The governance review of the Niagara Parks Commission (NPC) by KPMG found that “certain actions by certain individual Commissioners” have “brought into doubt perceived compliance” with the agency’s Code of Conduct, including its conflict of interest provisions.

Research by the citizens group, Preserve Our Parks, revealed last week that the government has re-appointed seven of eleven NPC Commissioners.

"How can the government even consider re-appointing Commissioners when a report it commissioned makes this kind of serious allegation?" said Warren (Smokey) Thomas, president of OPSEU, which represents 600 full-time and seasonal staff at the NPC. "Why is the McGuinty government putting its own local political interests above the public interest?"

KPMG’s review, submitted to the Ministry of Tourism in June, was obtained by the Globe and Mail through Freedom of Information, along with a Ministry of Finance audit of NPC procurement and leasing practices.

The KPMG report said “the frequency is higher than we would expect” of incidents or allegations of potential or perceived conflicts of interest at the NPC. Among other findings, KPMG said Commissioners are treated “as if they are royalty” by employees and that “certain Commissioners” have become involved in employee-related matters “which were clearly outside the scope of the Commission’s or Commissioners’ role”.

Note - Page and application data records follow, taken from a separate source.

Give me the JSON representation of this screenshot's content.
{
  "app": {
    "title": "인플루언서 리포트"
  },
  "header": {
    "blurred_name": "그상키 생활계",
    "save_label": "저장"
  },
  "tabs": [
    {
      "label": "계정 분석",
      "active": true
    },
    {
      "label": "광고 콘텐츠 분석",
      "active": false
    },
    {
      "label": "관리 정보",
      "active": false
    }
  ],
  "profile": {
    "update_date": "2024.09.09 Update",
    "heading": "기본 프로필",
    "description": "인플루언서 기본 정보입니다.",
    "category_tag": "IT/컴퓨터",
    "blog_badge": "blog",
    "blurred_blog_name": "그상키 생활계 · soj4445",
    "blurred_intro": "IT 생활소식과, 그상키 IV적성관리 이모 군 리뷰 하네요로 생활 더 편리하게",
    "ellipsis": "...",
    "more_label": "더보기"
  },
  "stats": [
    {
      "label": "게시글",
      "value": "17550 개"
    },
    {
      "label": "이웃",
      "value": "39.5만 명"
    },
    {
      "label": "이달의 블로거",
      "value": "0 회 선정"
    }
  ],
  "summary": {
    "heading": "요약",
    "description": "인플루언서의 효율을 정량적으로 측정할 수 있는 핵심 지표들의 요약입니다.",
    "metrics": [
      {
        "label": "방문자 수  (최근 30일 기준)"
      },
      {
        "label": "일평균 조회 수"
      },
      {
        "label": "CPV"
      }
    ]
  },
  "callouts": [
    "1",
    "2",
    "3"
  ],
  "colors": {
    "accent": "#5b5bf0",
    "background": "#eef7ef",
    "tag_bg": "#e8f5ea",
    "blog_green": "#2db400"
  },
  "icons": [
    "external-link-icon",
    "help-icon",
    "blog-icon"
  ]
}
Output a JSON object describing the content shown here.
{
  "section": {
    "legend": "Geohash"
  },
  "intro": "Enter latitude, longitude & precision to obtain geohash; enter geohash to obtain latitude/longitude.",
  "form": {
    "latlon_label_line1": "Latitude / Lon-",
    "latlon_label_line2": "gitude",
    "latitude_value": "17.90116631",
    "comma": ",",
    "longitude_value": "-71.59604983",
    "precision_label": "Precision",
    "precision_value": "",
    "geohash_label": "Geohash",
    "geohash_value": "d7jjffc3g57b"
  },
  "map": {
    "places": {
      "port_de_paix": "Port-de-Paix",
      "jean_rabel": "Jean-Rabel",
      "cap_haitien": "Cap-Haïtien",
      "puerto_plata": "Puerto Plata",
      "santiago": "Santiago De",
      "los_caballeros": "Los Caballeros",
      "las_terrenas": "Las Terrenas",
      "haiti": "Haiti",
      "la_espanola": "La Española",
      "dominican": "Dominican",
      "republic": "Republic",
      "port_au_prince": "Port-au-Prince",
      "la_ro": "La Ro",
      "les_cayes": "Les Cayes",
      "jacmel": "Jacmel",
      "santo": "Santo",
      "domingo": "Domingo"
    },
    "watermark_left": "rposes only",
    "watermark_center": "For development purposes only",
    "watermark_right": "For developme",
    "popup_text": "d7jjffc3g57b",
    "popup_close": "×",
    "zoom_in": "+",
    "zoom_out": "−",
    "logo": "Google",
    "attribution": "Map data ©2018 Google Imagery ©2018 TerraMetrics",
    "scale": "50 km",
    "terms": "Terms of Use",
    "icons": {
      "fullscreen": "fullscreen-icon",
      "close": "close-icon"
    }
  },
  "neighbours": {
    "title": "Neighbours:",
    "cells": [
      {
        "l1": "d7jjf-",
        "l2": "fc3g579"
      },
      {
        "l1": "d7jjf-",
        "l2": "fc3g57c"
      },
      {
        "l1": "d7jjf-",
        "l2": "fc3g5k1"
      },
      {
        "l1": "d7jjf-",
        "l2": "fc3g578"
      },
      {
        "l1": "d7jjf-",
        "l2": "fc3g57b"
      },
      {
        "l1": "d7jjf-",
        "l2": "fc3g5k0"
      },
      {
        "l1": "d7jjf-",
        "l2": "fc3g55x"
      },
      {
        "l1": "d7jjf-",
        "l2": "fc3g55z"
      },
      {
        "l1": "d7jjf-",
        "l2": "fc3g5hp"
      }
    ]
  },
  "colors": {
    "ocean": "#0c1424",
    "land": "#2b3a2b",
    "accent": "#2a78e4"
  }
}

The report further said, “Local and provincial politics have significantly influenced the appointments of Commissioners in the past. As a result, the Commission has become quite political.”

KPMG made detailed recommendations on processes at the NPC to improve:

  • compliance with the Code of Conduct, including the adoption of a zero-tolerance policy for violations;
  • internal and external communications so the “mystique of the Commission” is removed; and
  • the appointment process, including changes to the composition of the Commission.

KPMG urged the Ministry of Tourism to act on its recommendations, saying “tinkering or maintaining the status quo is unlikely to lead to a satisfactory resolution of the perceptions of the NPC.”

“Not only is Niagara Parks an important public asset, it’s a key driver to the area economy,” said Bill Rudd, president of OPSEU Local 217 at the NPC. “We can’t afford for the government to do nothing.”